By Kendra Holliday | July 18, 2011 at 6:45 am
|SlutWalk St. Louis made me
so happy…and so sad.
Photo by Robyn Montague
I wasn’t expecting to sob.
I mean, I knew SlutWalk St. Louis would be an emotional and empowering day, but I had no idea how it would play out for me and the 600 others who attended.
The march kicked off at noon, and traveled down Manchester Road. The Riverfront Times captured it beautifully, take a look here.
Everyone was celebrating – in every pic taken of me, I look radiant, so happy. I felt like it was my birthday. I was with my people. It felt every bit as sex-positive as Pride march last month.
At one point, surrounded by cheering and dancing sluts, I looked over at my friend Lunamax and was surprised to see tears streaming down her face (click on her name to see what she was crying about).
After the celebration in the street, we all poured into Atomic Cowboy to eat, drink, and be merry. I ate a veggie burger and drank a couple beers and soaked up the amazingly positive vibe, not to mention the nice scenery. It was so awesome watching people celebrate their sexuality in broad daylight, guilt and shame tossed out the window.
After lunch, I ran home to change and regroup. I was due to present a talk at 5pm:
“Who, Me?” The Rationale of Rapists
Can something as traumatic as rape ever be chalked up as a simple misunderstanding? How come so many “rapists” appear baffled at the suggestion that they have done something terribly wrong? Kendra Holliday of Sex Positive St. Louis explores how an intimate encounter involving two people can leave one person in need of months of therapy and the other in need of a cigarette. Holliday delves deep into her own personal experiences in order to shed light on this gross discrepancy and discuss how we can get more minds to match up with the meeting of bodies.
I figured not many people would stick around for the series of talks that would go until 7pm, when the day would conclude with a body-positive fashion show and burlesque show.
I walked into the Fox Hole and was stunned to see it packed with people taking notes earnestly and listening with an open heart.
All of a sudden, it hit me like a SlutBus – I sank down onto a chair and started shaking and sobbing. Grief washed over me in waves.
There was no fucking way I could do this talk.
Yes, there was.
I grabbed David Wraith, who had not planned to speak that day. He opted to take a backseat out of respect to the women, but was there to play a supportive role.
I blurted, “David, I’m freaking out. I need you to sit next to me on the stage. I need you to do this with me.” He nodded without question.
I texted my partner, who had another obligation and couldn’t be there: I’m here in the room, it’s packed, wasn’t expecting people to stick around, I’m sobbing, thank god David is here.
I texted Lunamax the same thing.
They both responded: Deep breaths. You can do this! You are a strong woman!
Lunamax added: You could burp the ABC’s on that stage and people would still applaud with abandon. That room is full of people who love you!
We were up next. I grabbed a glass of water – a friend had told me a trick to keep from crying – if you drink water, you won’t cry.

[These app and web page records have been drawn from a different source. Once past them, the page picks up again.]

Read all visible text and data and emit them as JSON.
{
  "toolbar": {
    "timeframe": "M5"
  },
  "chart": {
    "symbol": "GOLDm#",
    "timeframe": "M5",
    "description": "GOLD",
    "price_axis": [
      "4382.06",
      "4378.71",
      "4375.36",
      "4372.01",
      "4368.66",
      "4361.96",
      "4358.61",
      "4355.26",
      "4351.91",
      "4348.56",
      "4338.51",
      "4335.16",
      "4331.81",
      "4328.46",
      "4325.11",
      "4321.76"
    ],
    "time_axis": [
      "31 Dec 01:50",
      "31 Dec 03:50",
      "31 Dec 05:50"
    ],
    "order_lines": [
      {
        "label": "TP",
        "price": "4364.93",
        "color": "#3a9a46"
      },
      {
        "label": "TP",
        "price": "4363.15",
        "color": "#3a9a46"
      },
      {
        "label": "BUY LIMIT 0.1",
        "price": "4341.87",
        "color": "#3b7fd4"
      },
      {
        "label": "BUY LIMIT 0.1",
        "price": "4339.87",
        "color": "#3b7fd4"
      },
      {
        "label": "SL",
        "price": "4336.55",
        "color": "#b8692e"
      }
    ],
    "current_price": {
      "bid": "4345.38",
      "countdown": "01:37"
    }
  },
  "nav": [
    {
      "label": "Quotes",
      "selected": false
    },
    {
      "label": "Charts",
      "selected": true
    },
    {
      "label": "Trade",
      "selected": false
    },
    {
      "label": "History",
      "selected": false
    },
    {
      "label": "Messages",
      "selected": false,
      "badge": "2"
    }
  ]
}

I chugged water.
David and I sat side by side on that stage. You couldn’t tell by looking, but he was holding me up.
I told my story, which was so many other people in the room’s story. I felt numb, yet connected to everyone.
Then David told his story, which took my breath away.
(A pic Robyn Montague took of us at our talk, which will be posted on youtube at some point; I’ll share the link when it’s available.)
After our talk, I wandered off the stage in a daze, where people hugged me and a line was forming.
They all wanted to share their story.
I listened to as many as I could. It was heart wrenching to confirm how many people have been raped multiple times in their life, from childhood on. According to RAINN, 44% of sexual assault and rape victims are under the age 18.
I was so drained. As I walked out of the room to get some air, I ran right into my partner, much to my surprise. He had dropped what he was doing and came to be with me. He gently gathered me in his arms.
I felt so fragile, yet so strong. I was surrounded by love.
I wish all the SlutWalk naysayers could know what a healing and important event this was. I wish they could have been there.
Thanks to the women in Toronto and Brennan Peters in St. Louis, the movement has been launched. The discussions will be ongoing. I know SEX+STL and many other amazing local organizations will be offering educational and empowering workshops and events for women AND men.
We’re ALL in this together. We could all benefit from tools that will help us interact with each other and break down barriers.
St. Louis is undergoing a sexual renaissance, made possible by an age of empathy.
Replace the fear with love.